cattleprod wrote:JusticeHarlan wrote:I don't think you know what a Ponzi scheme is.cattleprod wrote:Most of those criminal law schools are just Ponzi schemes living off of new investors (aka students) to payoff those at the top of the scam (law school profs and deans).
I don't care. 80% to 90% of the law schools are producing fraudulent data on employment and salary for their graduates.
It is a scam and that is the bottom line.
Students are the new investors that are getting $100,000 to $200,000 stolen from them.
The money eventually goes to the criminals at the top (law profs and deans) who are perpetuating the scam.
They perpetuate the scheme with the fake employment and salary stats which omit key data points.
Here is a classic example from last week. Aaron Nathaniel Taylor, “Law Professor” at St. Louis University wrote this article making the unbelievable statement that lawyer unemployment is 1.5%.
http://www.nationaljurist.com/content/w ... l-worth-it
Give me a phucking break. These people need to be sent to jail for the financial fraud they are committing.
Fraudulent statements like that (1.5% unemployment) and fake 9 months employment stats and false median salaries, perpetuate this scam to bring in more unwitting investors (aka students).
That is equivalent to sending fake monthly financial statements to your investors (aka students). Or it is the same as producing a fraudulent prospectus for your investors.
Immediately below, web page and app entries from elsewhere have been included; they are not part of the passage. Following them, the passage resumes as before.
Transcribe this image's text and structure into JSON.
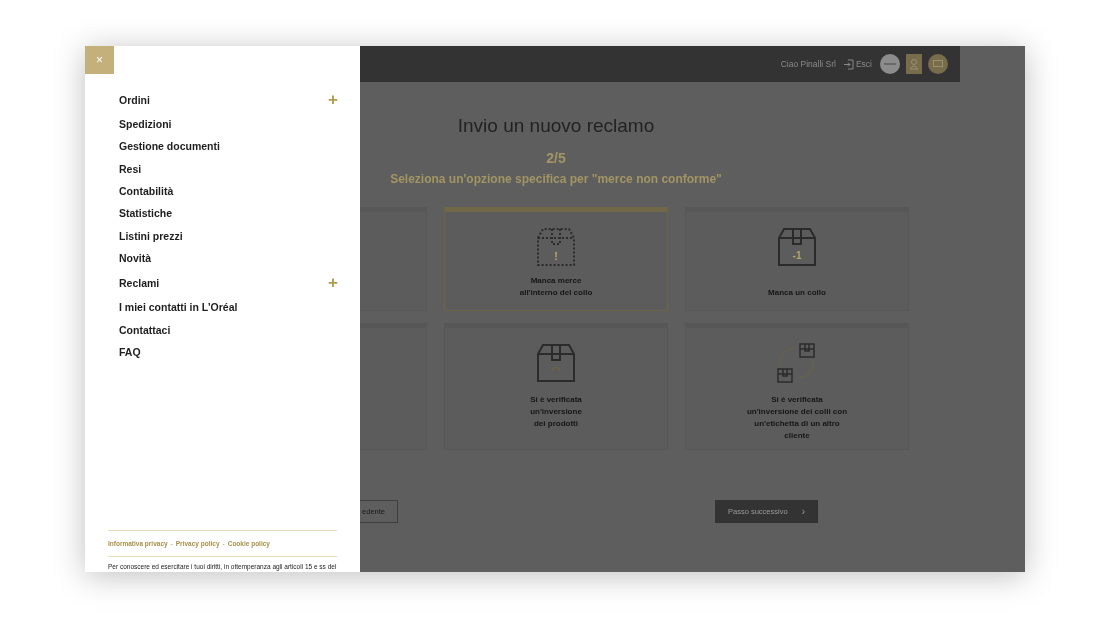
{
  "drawer": {
    "close_label": "×",
    "menu": [
      {
        "label": "Ordini",
        "kind": "group",
        "expand_icon": "+"
      },
      {
        "label": "Spedizioni",
        "kind": "link"
      },
      {
        "label": "Gestione documenti",
        "kind": "link"
      },
      {
        "label": "Resi",
        "kind": "link"
      },
      {
        "label": "Contabilità",
        "kind": "link"
      },
      {
        "label": "Statistiche",
        "kind": "link"
      },
      {
        "label": "Listini prezzi",
        "kind": "link"
      },
      {
        "label": "Novità",
        "kind": "link"
      },
      {
        "label": "Reclami",
        "kind": "group",
        "expand_icon": "+"
      },
      {
        "label": "I miei contatti in L’Oréal",
        "kind": "link"
      },
      {
        "label": "Contattaci",
        "kind": "link"
      },
      {
        "label": "FAQ",
        "kind": "link"
      }
    ],
    "footer_links": [
      {
        "label": "Informativa privacy",
        "separator": "-"
      },
      {
        "label": "Privacy policy",
        "separator": "-"
      },
      {
        "label": "Cookie policy"
      }
    ],
    "footer_text": "Per conoscere ed esercitare i tuoi diritti, in ottemperanza agli articoli 15 e ss del"
  },
  "header": {
    "greeting": "Ciao Pinalli Srl",
    "logout": "Esci"
  },
  "page": {
    "title": "Invio un nuovo reclamo",
    "step": "2/5",
    "subtitle": "Seleziona un'opzione specifica per \"merce non conforme\"",
    "options": [
      {
        "kind": "covered",
        "selected": false
      },
      {
        "kind": "dotted-box",
        "icon_text": "!",
        "label": "Manca merce\nall'interno del collo",
        "selected": true
      },
      {
        "kind": "box-minus",
        "icon_text": "-1",
        "label": "Manca un collo",
        "selected": false
      },
      {
        "kind": "covered",
        "selected": false
      },
      {
        "kind": "box-cycle",
        "label": "Si è verificata\nun'inversione\ndei prodotti",
        "selected": false
      },
      {
        "kind": "swap-boxes",
        "label": "Si è verificata\nun'inversione dei colli con\nun'etichetta di un altro\ncliente",
        "selected": false
      }
    ],
    "prev_label": "edente",
    "next_label": "Passo successivo",
    "next_icon": "›"
  }
}
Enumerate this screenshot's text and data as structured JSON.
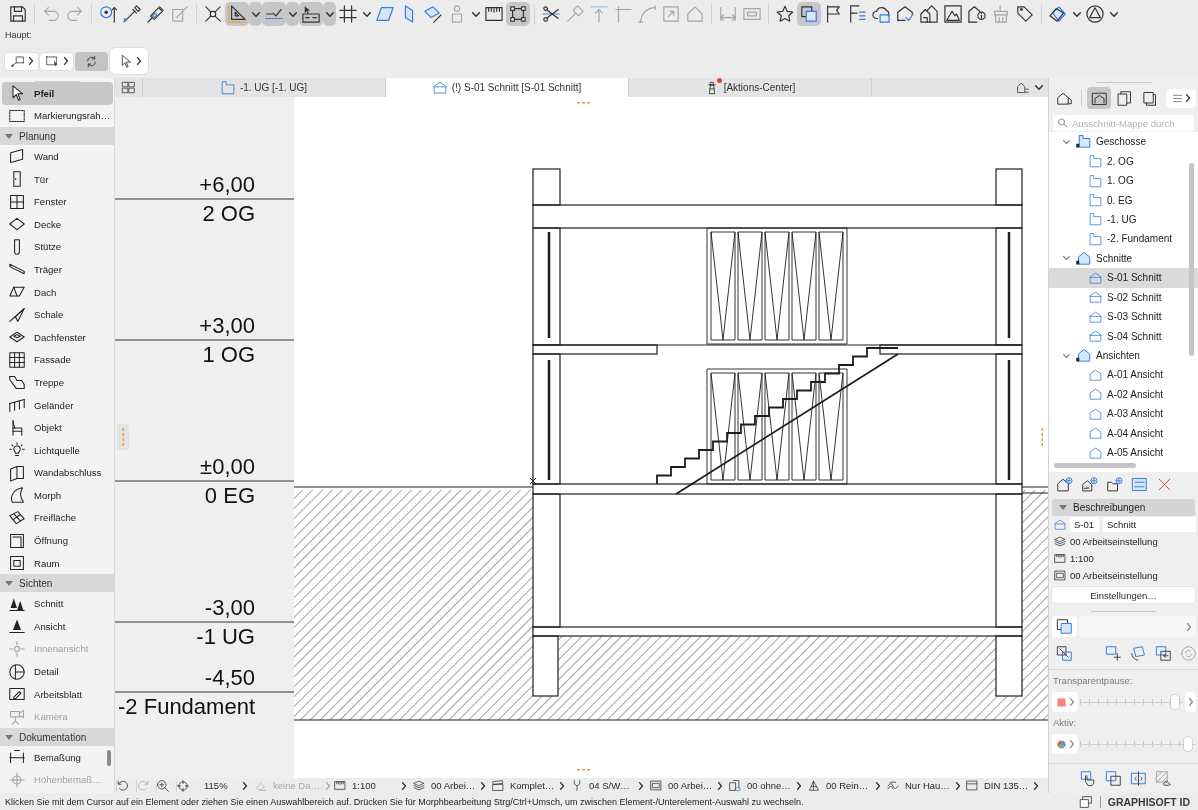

They produce the fake data claiming 90% to 100% employment within 9 months to falsely lure freah meat into the student loan debt trap.
Any other business would be sued by a state AG or the DoJ for this type of activity.
Apparently you don't know what reading is either. The 1.5% unemployment rate is a number produced by the Bureau of Labor Statistics, not any sort of law school. That number is probably relatively accurate, though it excludes people who are not looking now, but may be looking later, etc. Also, I don't know the BLS's methodology, but I'm betting that the "lawyer unemployment rate" is a measure of people of people who were previously employed as lawyers, not people with a JD. Thus, it excludes people graduating from TTTT schools who never get a "lawyer job" in the first place. Professor Taylor's point is that the legal profession is very stable and that if you get into it, you are shielded from much of the current recession.
IN THE VERY NEXT PARAGRAPH, he acknowledges the relative difficulty of breaking into the legal field, citing statistics produced by NALP, not any law school. Those stats show that 87.6% of 2010 grads were employed within nine months. When you consider that TTTT students and students not passing the bar are dragging that down, students at T1/T2 schools have employment prospects that are on par with the rest of the economy, if not better. Moving up to the T25 and T14, you're looking at employment rates that are likely over 95%, if not close to 99%.
Law schools (just like everyone else) use the rosiest lenses to show their students the legal market. That's just shrewd marketing. It's not fraud. It's not a Ponzi scheme. Just like with all important decisions in life, one should get information from a variety of sources. You don't go out and buy a Hyundai just because their commercials said it was rated higher than an Audi.
While I don't expect any of this will change the absurd content or Chicken Little tone of your view, I hope this will help the people lurking this thread to get a more accurate perspective.